For this truly blessed and glorious hope, the christian revelation lays a sure foundation. And these interesting and momentous considerations will induce you to train up your children in the love of truth, virtue, and piety. Permit me to observe, that it is a great and serious charge which is committed to your trust. Of this important trust you will be solicitous to render a faithful account.Nothing can be done without exertion. But from judicious instruction, from faithful admonition, from mild and salutary discipline, from good example and fervent prayer for the divine blessing, nothing is too much to be expected. The human heart is susceptible naturally; it easily yields to the plastic hand. The human character, upon which peace and happiness depend, is the sure result of education and discipline, and of early impressions and associations :"Train up a child in the way he should go, and when he is old he will not depart from it."

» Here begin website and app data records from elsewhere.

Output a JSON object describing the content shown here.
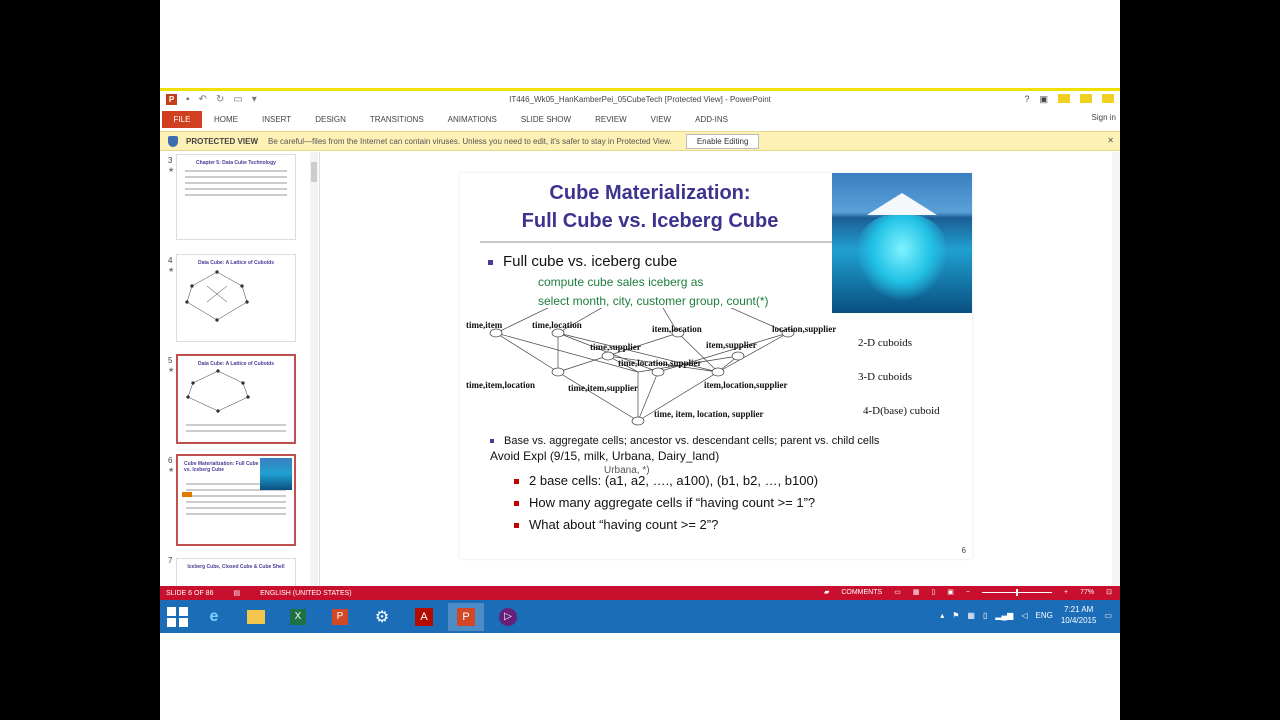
{
  "window": {
    "title": "IT446_Wk05_HanKamberPei_05CubeTech [Protected View] - PowerPoint",
    "sign_in": "Sign in"
  },
  "ribbon": {
    "file": "FILE",
    "tabs": [
      "HOME",
      "INSERT",
      "DESIGN",
      "TRANSITIONS",
      "ANIMATIONS",
      "SLIDE SHOW",
      "REVIEW",
      "VIEW",
      "ADD-INS"
    ]
  },
  "protected_view": {
    "label": "PROTECTED VIEW",
    "message": "Be careful—files from the Internet can contain viruses. Unless you need to edit, it's safer to stay in Protected View.",
    "button": "Enable Editing"
  },
  "thumbnails": [
    {
      "num": "3",
      "title": "Chapter 5: Data Cube Technology"
    },
    {
      "num": "4",
      "title": "Data Cube: A Lattice of Cuboids"
    },
    {
      "num": "5",
      "title": "Data Cube: A Lattice of Cuboids"
    },
    {
      "num": "6",
      "title": "Cube Materialization: Full Cube vs. Iceberg Cube"
    },
    {
      "num": "7",
      "title": "Iceberg Cube, Closed Cube & Cube Shell"
    }
  ],
  "slide": {
    "title_line1": "Cube Materialization:",
    "title_line2": "Full Cube vs. Iceberg Cube",
    "bullet1": "Full cube vs. iceberg cube",
    "code_line1": "compute cube sales iceberg as",
    "code_line2": "select month, city, customer group, count(*)",
    "lattice": {
      "nodes_2d": [
        "time,item",
        "time,location",
        "item,location",
        "location,supplier",
        "time,supplier",
        "item,supplier"
      ],
      "nodes_3d": [
        "time,item,location",
        "time,location,supplier",
        "time,item,supplier",
        "item,location,supplier"
      ],
      "node_4d": "time, item, location, supplier",
      "labels": [
        "2-D cuboids",
        "3-D cuboids",
        "4-D(base) cuboid"
      ]
    },
    "bullet2": "Base vs. aggregate cells; ancestor vs. descendant cells; parent vs. child cells",
    "overlap_text": "Avoid Expl (9/15, milk, Urbana, Dairy_land)",
    "overlap_text2": "Urbana, *)",
    "sub1_text": "2 base cells: (a1, a2, …., a100), (b1, b2, …, b100)",
    "sub2": "How many aggregate cells if “having count >= 1”?",
    "sub3": "What about “having count >= 2”?",
    "page_number": "6"
  },
  "status": {
    "slide": "SLIDE 6 OF 86",
    "language": "ENGLISH (UNITED STATES)",
    "comments": "COMMENTS",
    "zoom": "77%"
  },
  "taskbar": {
    "lang": "ENG",
    "time": "7:21 AM",
    "date": "10/4/2015"
  }
}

What an encouragement to diligent and persevering exertion! The seed which is sown with care and skill, and watched and watered with assiduous attention, though it may for a time seem buried in the dust, will in the end rise and flourish, and produce a copious harvest, which will be the joy and crown of your advancing years. "Therefore, let us not be weary in well doing, for in due season we shall reap if we faint not."